Egypt, which has mediated before between Israel and the Hamas militant group, said it spoke to all sides about ending the violence. U.S. Secretary of State John Kerry was in touch with Israel to try to lower tensions. And the U.N. chief warned of a "deteriorating situation . . . which could quickly get beyond anyone's control."
As the Palestinian death toll rose to at least 75, neither side showed any sign of halting their heaviest fighting since an eight-day battle in late 2012.
Israel said it hit more than 300 targets and Hamas positions throughout Gaza, including rocket-launchers, weapons-storage sites and tunnels that it said the group uses to carry out attacks. The military said 74 rockets landed in Israel, including one that reached the northern city of Hadera, the deepest rocket strike ever from Gaza.
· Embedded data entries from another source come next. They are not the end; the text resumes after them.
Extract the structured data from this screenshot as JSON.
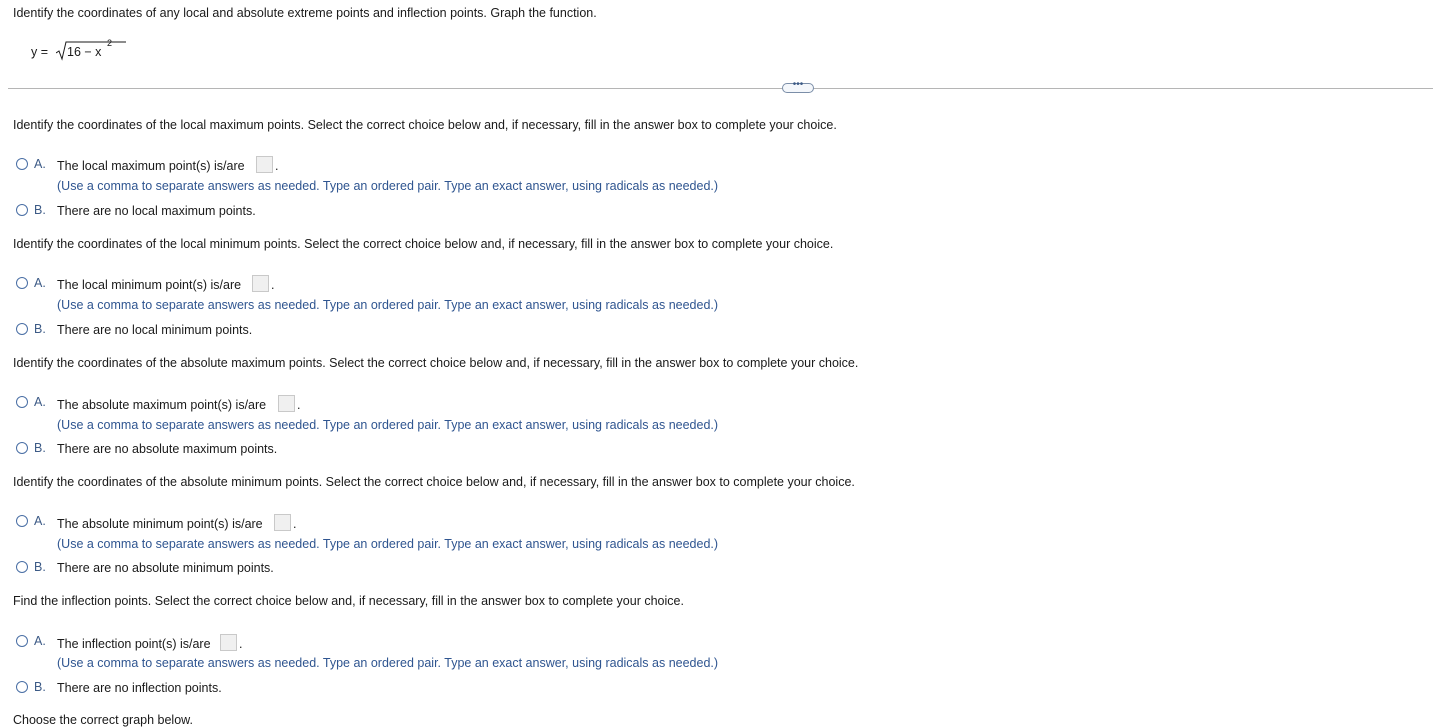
{
  "instruction": "Identify the coordinates of any local and absolute extreme points and inflection points. Graph the function.",
  "equation": {
    "lhs": "y =",
    "radicand": "16 − x",
    "exponent": "2"
  },
  "more_button": "•••",
  "sections": [
    {
      "question": "Identify the coordinates of the local maximum points. Select the correct choice below and, if necessary, fill in the answer box to complete your choice.",
      "option_a_letter": "A.",
      "option_a_text": "The local maximum point(s) is/are",
      "option_a_value": "",
      "period": ".",
      "hint": "(Use a comma to separate answers as needed. Type an ordered pair. Type an exact answer, using radicals as needed.)",
      "option_b_letter": "B.",
      "option_b_text": "There are no local maximum points."
    },
    {
      "question": "Identify the coordinates of the local minimum points. Select the correct choice below and, if necessary, fill in the answer box to complete your choice.",
      "option_a_letter": "A.",
      "option_a_text": "The local minimum point(s) is/are",
      "option_a_value": "",
      "period": ".",
      "hint": "(Use a comma to separate answers as needed. Type an ordered pair. Type an exact answer, using radicals as needed.)",
      "option_b_letter": "B.",
      "option_b_text": "There are no local minimum points."
    },
    {
      "question": "Identify the coordinates of the absolute maximum points. Select the correct choice below and, if necessary, fill in the answer box to complete your choice.",
      "option_a_letter": "A.",
      "option_a_text": "The absolute maximum point(s) is/are",
      "option_a_value": "",
      "period": ".",
      "hint": "(Use a comma to separate answers as needed. Type an ordered pair. Type an exact answer, using radicals as needed.)",
      "option_b_letter": "B.",
      "option_b_text": "There are no absolute maximum points."
    },
    {
      "question": "Identify the coordinates of the absolute minimum points. Select the correct choice below and, if necessary, fill in the answer box to complete your choice.",
      "option_a_letter": "A.",
      "option_a_text": "The absolute minimum point(s) is/are",
      "option_a_value": "",
      "period": ".",
      "hint": "(Use a comma to separate answers as needed. Type an ordered pair. Type an exact answer, using radicals as needed.)",
      "option_b_letter": "B.",
      "option_b_text": "There are no absolute minimum points."
    },
    {
      "question": "Find the inflection points. Select the correct choice below and, if necessary, fill in the answer box to complete your choice.",
      "option_a_letter": "A.",
      "option_a_text": "The inflection point(s) is/are",
      "option_a_value": "",
      "period": ".",
      "hint": "(Use a comma to separate answers as needed. Type an ordered pair. Type an exact answer, using radicals as needed.)",
      "option_b_letter": "B.",
      "option_b_text": "There are no inflection points."
    }
  ],
  "graph_prompt": "Choose the correct graph below."
}
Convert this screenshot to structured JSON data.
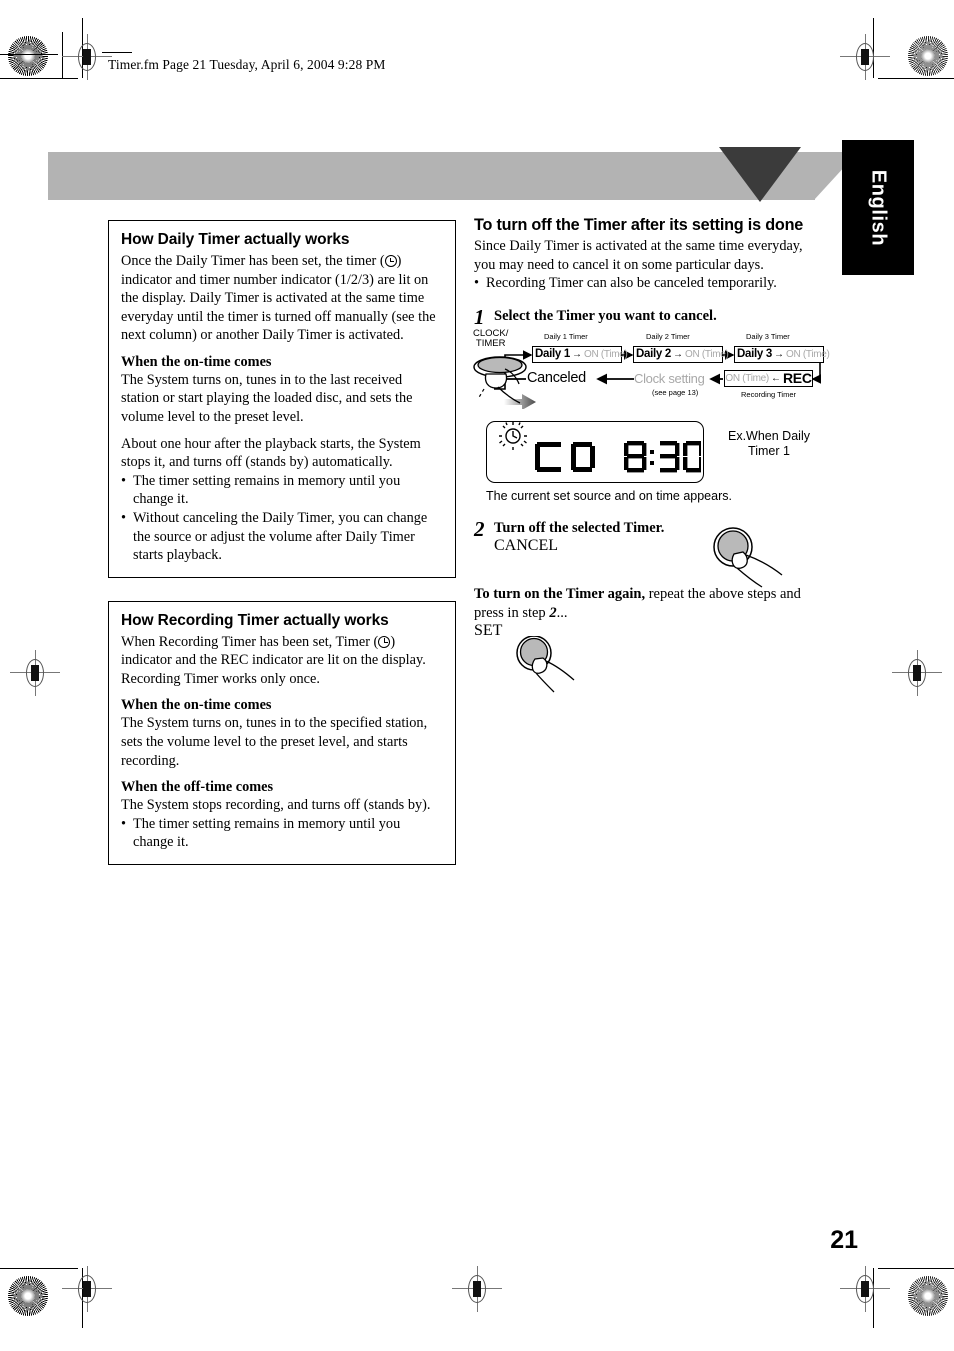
{
  "header": {
    "file_line": "Timer.fm  Page 21  Tuesday, April 6, 2004  9:28 PM"
  },
  "language_tab": {
    "label": "English"
  },
  "left_column": {
    "box_daily": {
      "title": "How Daily Timer actually works",
      "intro_part1": "Once the Daily Timer has been set, the timer (",
      "intro_part2": ") indicator and timer number indicator (1/2/3) are lit on the display. Daily Timer is activated at the same time everyday until the timer is turned off manually (see the next column) or another Daily Timer is activated.",
      "on_time_heading": "When the on-time comes",
      "on_time_text": "The System turns on, tunes in to the last received station or start playing the loaded disc, and sets the volume level to the preset level.",
      "auto_off_text": "About one hour after the playback starts, the System stops it, and turns off (stands by) automatically.",
      "bullets": [
        "The timer setting remains in memory until you change it.",
        "Without canceling the Daily Timer, you can change the source or adjust the volume after Daily Timer starts playback."
      ]
    },
    "box_recording": {
      "title": "How Recording Timer actually works",
      "intro_part1": "When Recording Timer has been set, Timer (",
      "intro_part2": ") indicator and the REC indicator are lit on the display. Recording Timer works only once.",
      "on_time_heading": "When the on-time comes",
      "on_time_text": "The System turns on, tunes in to the specified station, sets the volume level to the preset level, and starts recording.",
      "off_time_heading": "When the off-time comes",
      "off_time_text": "The System stops recording, and turns off (stands by).",
      "bullets": [
        "The timer setting remains in memory until you change it."
      ]
    }
  },
  "right_column": {
    "section_title": "To turn off the Timer after its setting is done",
    "intro": "Since Daily Timer is activated at the same time everyday, you may need to cancel it on some particular days.",
    "intro_bullet": "Recording Timer can also be canceled temporarily.",
    "step1": {
      "number": "1",
      "text": "Select the Timer you want to cancel."
    },
    "flow_diagram": {
      "button_label_line1": "CLOCK/",
      "button_label_line2": "TIMER",
      "captions": {
        "daily1": "Daily 1 Timer",
        "daily2": "Daily 2 Timer",
        "daily3": "Daily 3 Timer",
        "recording": "Recording Timer"
      },
      "cells": [
        {
          "label": "Daily 1",
          "arrow": "→",
          "dim": "ON (Time)"
        },
        {
          "label": "Daily 2",
          "arrow": "→",
          "dim": "ON (Time)"
        },
        {
          "label": "Daily 3",
          "arrow": "→",
          "dim": "ON (Time)"
        }
      ],
      "rec_cell": {
        "dim": "ON (Time)",
        "arrow": "←",
        "label": "REC"
      },
      "canceled_text": "Canceled",
      "clock_setting_text": "Clock setting",
      "clock_setting_page_ref": "(see page 13)"
    },
    "display": {
      "source": "CD",
      "time": "8:30",
      "note_line1": "Ex.When Daily",
      "note_line2": "Timer 1",
      "caption": "The current set source and on time appears."
    },
    "step2": {
      "number": "2",
      "text": "Turn off the selected Timer.",
      "button_label": "CANCEL"
    },
    "turn_on_again": {
      "bold_lead": "To turn on the Timer again,",
      "rest": " repeat the above steps and press in step ",
      "step_ref": "2",
      "ellipsis": "...",
      "button_label": "SET"
    }
  },
  "footer": {
    "page_number": "21"
  }
}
Israel began the offensive Tuesday in response to weeks of rocket launches, and officials said the air strikes would continue until the firing stops. At least 20 civilians were among the 61 deaths reported by the Health Ministry in Gaza. There have been no serious casualties on the Israeli side.
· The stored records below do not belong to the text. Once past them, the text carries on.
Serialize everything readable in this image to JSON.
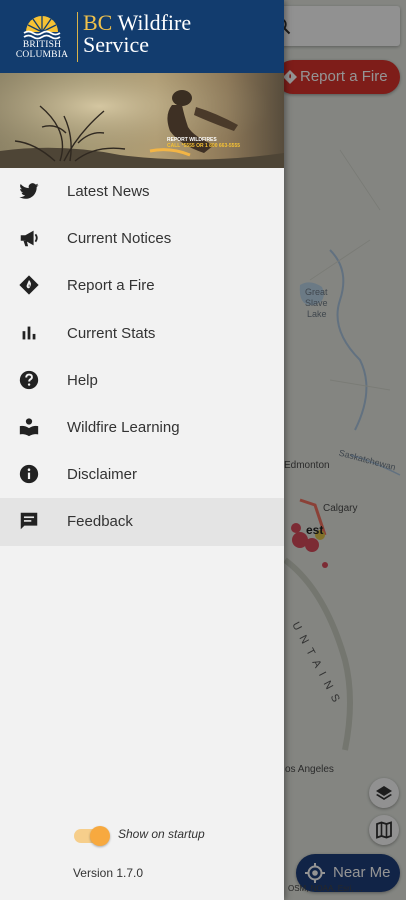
{
  "header": {
    "logo_text_line1": "BRITISH",
    "logo_text_line2": "COLUMBIA",
    "brand_bc": "BC",
    "brand_wildfire": "Wildfire",
    "brand_service": "Service",
    "accent_color": "#f0c14b",
    "background_color": "#123c6e"
  },
  "banner": {
    "caption_line1": "REPORT WILDFIRES",
    "caption_line2": "CALL *5555 OR 1 800 663-5555"
  },
  "menu": {
    "items": [
      {
        "label": "Latest News",
        "icon": "twitter-icon"
      },
      {
        "label": "Current Notices",
        "icon": "megaphone-icon"
      },
      {
        "label": "Report a Fire",
        "icon": "report-fire-icon"
      },
      {
        "label": "Current Stats",
        "icon": "bar-chart-icon"
      },
      {
        "label": "Help",
        "icon": "help-icon"
      },
      {
        "label": "Wildfire Learning",
        "icon": "learning-icon"
      },
      {
        "label": "Disclaimer",
        "icon": "info-icon"
      },
      {
        "label": "Feedback",
        "icon": "feedback-icon"
      }
    ],
    "active_index": 7
  },
  "footer": {
    "show_on_startup_label": "Show on startup",
    "show_on_startup": true,
    "version": "Version 1.7.0"
  },
  "map": {
    "report_button_label": "Report a Fire",
    "near_me_label": "Near Me",
    "labels": {
      "great_slave_lake_1": "Great",
      "great_slave_lake_2": "Slave",
      "great_slave_lake_3": "Lake",
      "edmonton": "Edmonton",
      "saskatchewan": "Saskatchewan",
      "calgary": "Calgary",
      "west": "est",
      "mountains": "U N T A I N S",
      "los_angeles": "os Angeles"
    },
    "attribution": "OSM, NOAA, Esri, ..."
  }
}
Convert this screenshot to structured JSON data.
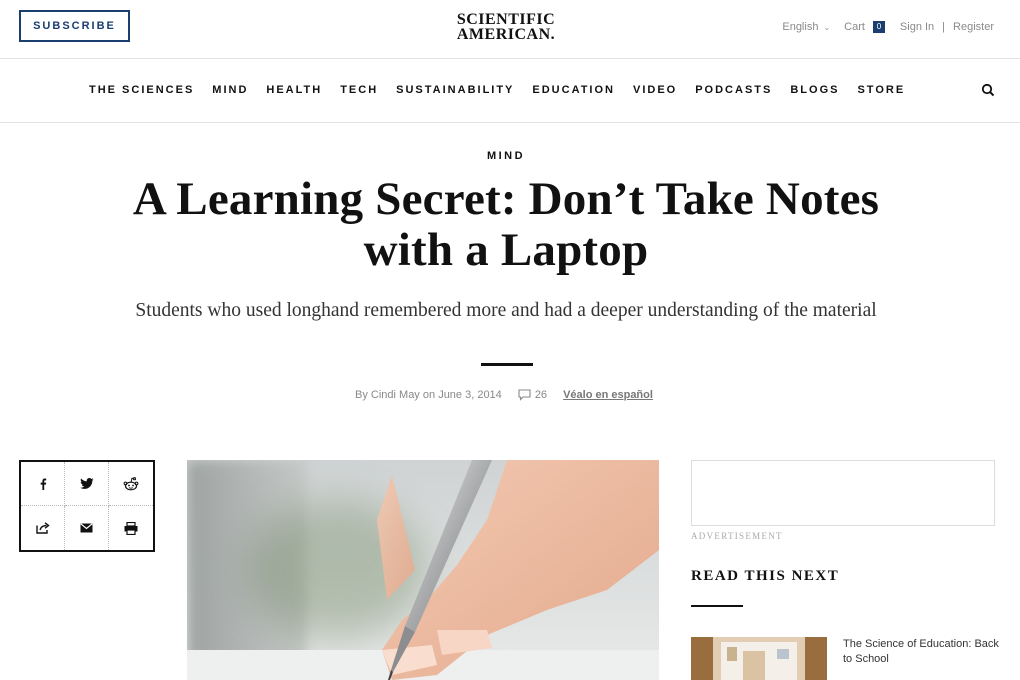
{
  "header": {
    "subscribe_label": "SUBSCRIBE",
    "logo_line1": "SCIENTIFIC",
    "logo_line2": "AMERICAN.",
    "language_label": "English",
    "cart_label": "Cart",
    "cart_count": "0",
    "signin_label": "Sign In",
    "separator": "|",
    "register_label": "Register",
    "brand_color": "#1a3e6f"
  },
  "nav": {
    "items": [
      {
        "label": "THE SCIENCES"
      },
      {
        "label": "MIND"
      },
      {
        "label": "HEALTH"
      },
      {
        "label": "TECH"
      },
      {
        "label": "SUSTAINABILITY"
      },
      {
        "label": "EDUCATION"
      },
      {
        "label": "VIDEO"
      },
      {
        "label": "PODCASTS"
      },
      {
        "label": "BLOGS"
      },
      {
        "label": "STORE"
      }
    ],
    "search_icon": "search-icon"
  },
  "article": {
    "kicker": "MIND",
    "headline": "A Learning Secret: Don’t Take Notes with a Laptop",
    "dek": "Students who used longhand remembered more and had a deeper understanding of the material",
    "byline_by": "By",
    "author": "Cindi May",
    "byline_on": "on",
    "date": "June 3, 2014",
    "comment_count": "26",
    "spanish_link": "Véalo en español"
  },
  "share": {
    "icons": [
      "facebook-icon",
      "twitter-icon",
      "reddit-icon",
      "share-icon",
      "email-icon",
      "print-icon"
    ]
  },
  "sidebar": {
    "ad_label": "ADVERTISEMENT",
    "read_next_heading": "READ THIS NEXT",
    "read_next_items": [
      {
        "title": "The Science of Education: Back to School"
      }
    ]
  }
}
With thousands of Israeli troops massed near the Gaza border, the possibility of a ground invasion grew larger - along with the risk of heavier casualties on both sides.
The government has authorized the army to activate up to 40,000 reservists, and Israeli TV stations said about a quarter of those forces had been called up, signaling that a decision on a ground invasion could still be days away.
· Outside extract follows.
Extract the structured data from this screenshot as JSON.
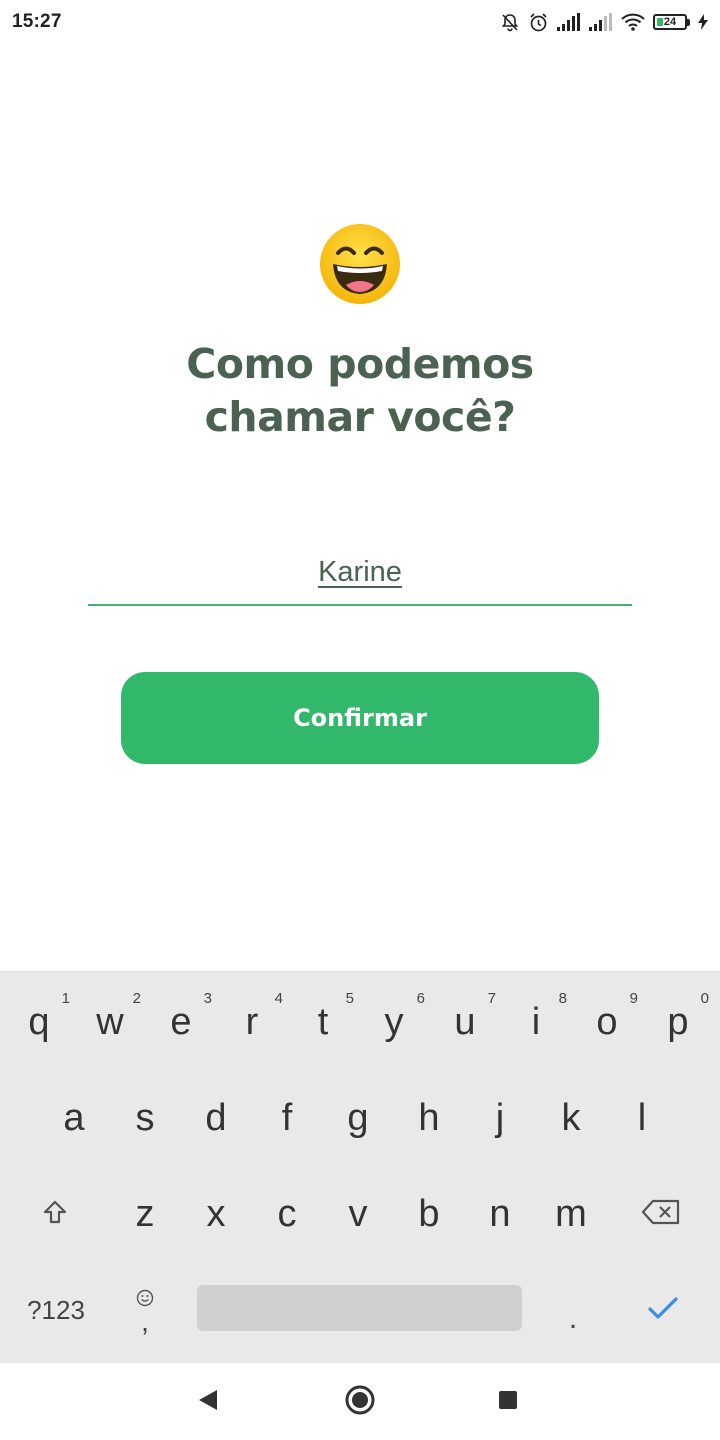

A ground offensive in Gaza would be a risky gamble for Israel. It could lead to heavy civilian casualties on the Palestinian side and trigger strong international criticism, as was the case during one that killed hundreds of Palestinians in 2009.
Israeli security officials say they have prepared different scenarios inside Gaza, ranging from a quick pinpoint operation to a full reoccupation of the seaside strip. Israel withdrew from Gaza in 2005.
In the first indication that cease-fire efforts were underway, the office of Egyptian President Abdel-Fattah el-Sissi said he held "extensive contacts with all active and concerned parties" to end the fighting.
It said the two sides discussed the "critical conditions and the need to stop all military action, and to stop the slide" toward more violence. It called on Israel to protect Palestinian civilians.
U.N. Secretary-General Ban Ki-moon said he spent Wednesday calling Netanyahu, Palestinian Authority President Mahmoud Abbas, Sissi, and other regional leaders to push the two sides toward a cease-fire.
"This is one of the most critical tests the region has faced in recent years," Ban told a news conference. "Gaza is on a knife-edge. The deteriorating situation is leading to a downward spiral which could quickly get beyond anyone's control."
In Washington, the State Department said Kerry spoke by phone with Netanyahu and planned to talk to Abbas to urge both sides to de-escalate the crisis.
Netanyahu confirmed he spoke to Kerry, Ban and German Chancellor Angela Merkel, but gave no indication the offensive would stop.